A metal alloy is a substance that combines more than one metal or mixes a metal with other non-metallic elements.
For example, brass is an alloy of two metals: copper and zinc. Steel is an alloy of a metallic element (iron) and a small amount — up to 2% — of a non-metallic element (carbon).
When compared to metals, alloys differ in their properties and characteristics, such as composition, applications, how they're made, and cost. Keep reading to learn more about alloys.
Alloys are an example of “teamwork makes the dream work,” since each substance within the alloy lends its own properties to the solution or mixture. Some alloys will take the best attributes of each contributing element and create a final product that is harder, more durable, and/or more resistant to corrosion.

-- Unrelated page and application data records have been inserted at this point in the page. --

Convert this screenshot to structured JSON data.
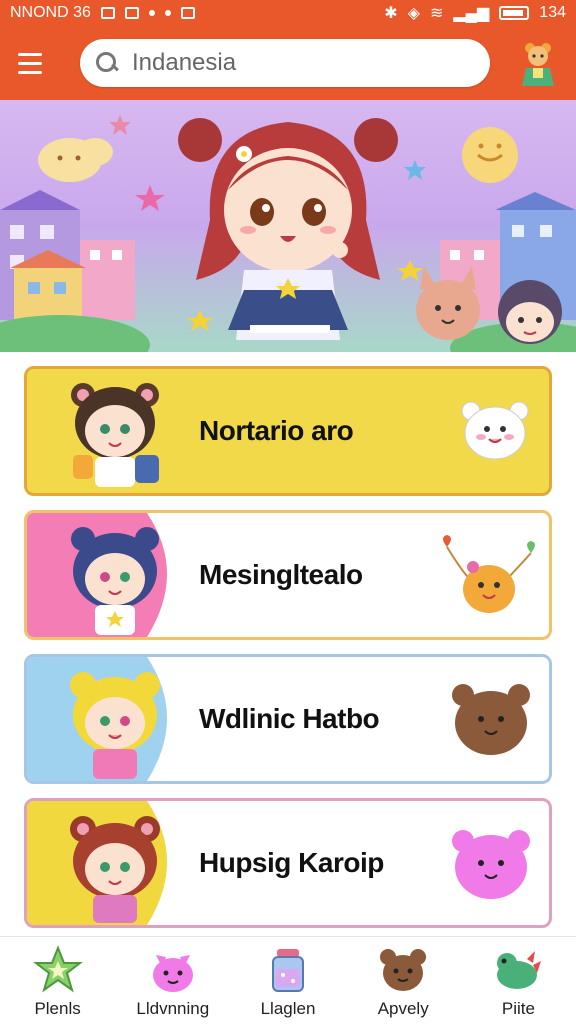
{
  "status_bar": {
    "left_text": "NNOND 36",
    "right_text": "134"
  },
  "search": {
    "value": "Indanesia"
  },
  "cards": [
    {
      "label": "Nortario aro",
      "bg": "#f1d94a",
      "border": "#e4a83a"
    },
    {
      "label": "Mesingltealo",
      "bg": "#f47db6",
      "border": "#f0c36a"
    },
    {
      "label": "Wdlinic Hatbo",
      "bg": "#9fd2ef",
      "border": "#a6c6e6"
    },
    {
      "label": "Hupsig Karoip",
      "bg": "#f0d83e",
      "border": "#e0a0c0"
    }
  ],
  "bottom_nav": [
    {
      "label": "Plenls",
      "icon": "star-icon"
    },
    {
      "label": "Lldvnning",
      "icon": "pink-cat-icon"
    },
    {
      "label": "Llaglen",
      "icon": "jar-icon"
    },
    {
      "label": "Apvely",
      "icon": "bear-icon"
    },
    {
      "label": "Piite",
      "icon": "dino-icon"
    }
  ],
  "colors": {
    "accent": "#e8582a",
    "status_bar": "#e8582a"
  }
}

The careful chemistry that goes into creating these precise ratios ultimately produces substances with unique, useful properties.
How are alloys made? How do alloys work?
Digging a bit deeper into alloy chemistry demonstrates why alloys are so useful in such a wide variety of industries.
Because alloys combine different elements, they contain atoms of different sizes. How these atoms combine and interact with one another gives alloys their classification. In alloy chemistry, an alloy can be classified as substitutional or interstitial, according to its atomic arrangement.
A substituational alloy is formed from atom exchange mechanisms. The metallic components have similar atomic radii and chemical-bonding capabilities, so the atoms from one metal can occupy the same sites as their counterpart in the atomic metal lattice. Well-known substitutional alloys include brass and bronze.
An interstitial alloy is formed when smaller atoms from one element fill the holes of the metal lattice. The atoms from each element do not occupy the same sites. Steel is an example of an interstitial alloy. In the case of steel, the smaller carbon atoms fill in spaces between iron atoms.
Chemistry is fascinating, but we’ll get to the point: in both instances, the atoms in the alloy are unable to slide over each other as easily as those in a pure metal, meaning that the alloy is stronger and harder than either of the pure metals used to create it. Think of it like velcro: if you only have one side of the velcro, it won’t stick to itself as firmly as the contrasting loops and hooks will grip together.
Why are metal alloys useful?
Pure metals are rarely used in manufacturing as they are too malleable, or soft. But as we demonstrated above, alloying a metal often enhances its properties. Some alloys are created to have better resistance to corrosion or better conductivity, and some are created to significantly increase their load-bearing capabilities.
The physical properties of an alloy — such as conductivity, reactivity, and density — may not differ significantly from its constituent elements. However, the engineering properties of an alloy — such as shear strength and tensile strength — may be substantially different.
Because of this, metal alloys are in high demand in a variety of applications and industries such as manufacturing, electronics, domestic goods, architecture, plumbing, and the automotive and aerospace industries.
Examples of popular alloys and their uses:
Brass is an alloy of copper and zinc. Brass has a low melting point and is extremely workable and durable. It is used in applications where low friction and resistance to corrosion is required such as:
- Ammunition components
- Appliance parts
Phosphor bronze is composed of copper alloyed with 0.5-11% tin and 0.01% phosphorus. It is resistant to corrosion and fatigue and should be used in:
- Welding rods
- Switch parts
- Ship propellers and other applications in the marine environment
Steel is an alloy of iron and carbon. It has a high tensile strength and low cost. Mead Metals stocks many classifications of steel such as stainless steel, annealed and tempered spring steel and cold rolled steel. It is often used in:
- Automotive parts
- Household products
- Kitchen appliances
Also known as Alloy 25 or BeCu, beryllium copper is a copper alloy with 0.5%-3% beryllium. It is weldable, ductile, and has non-magnetic and non-sparking qualities. It is resistant to oxidation, corrosion, and non-oxidizing acids. Additionally, beryllium copper has excellent thermal and electrical conducting capabilities. It is often used in:
- Electronic connector contacts
- Small springs
- Musical instruments
- Computer components
- Tools for hazardous environments such as aerospace engineering and metalworking
Are metal alloys expensive?
A popular misconception is that metal alloys are expensive due to the multiple stages necessary for their production. However many metal alloys, such as brass and bronze, have been used for such a long time that the alloy can often be obtained for a lower price than those of the constituent pure metals.
Our expertise means you save.
In our experience, the unnecessary expense for a manufacturer occurs when the supplier has a high MOQ for a specialty metal, such as beryllium copper. We recognize that manufacturers often need smaller amounts of niche raw materials and are underserved by larger distributors.
If you are looking for a supplier that offers a low MOQ on specialty metals while maintaining industry-competitive lead times and unbeatable customer service, contact Mead Metals to get a quick quote today.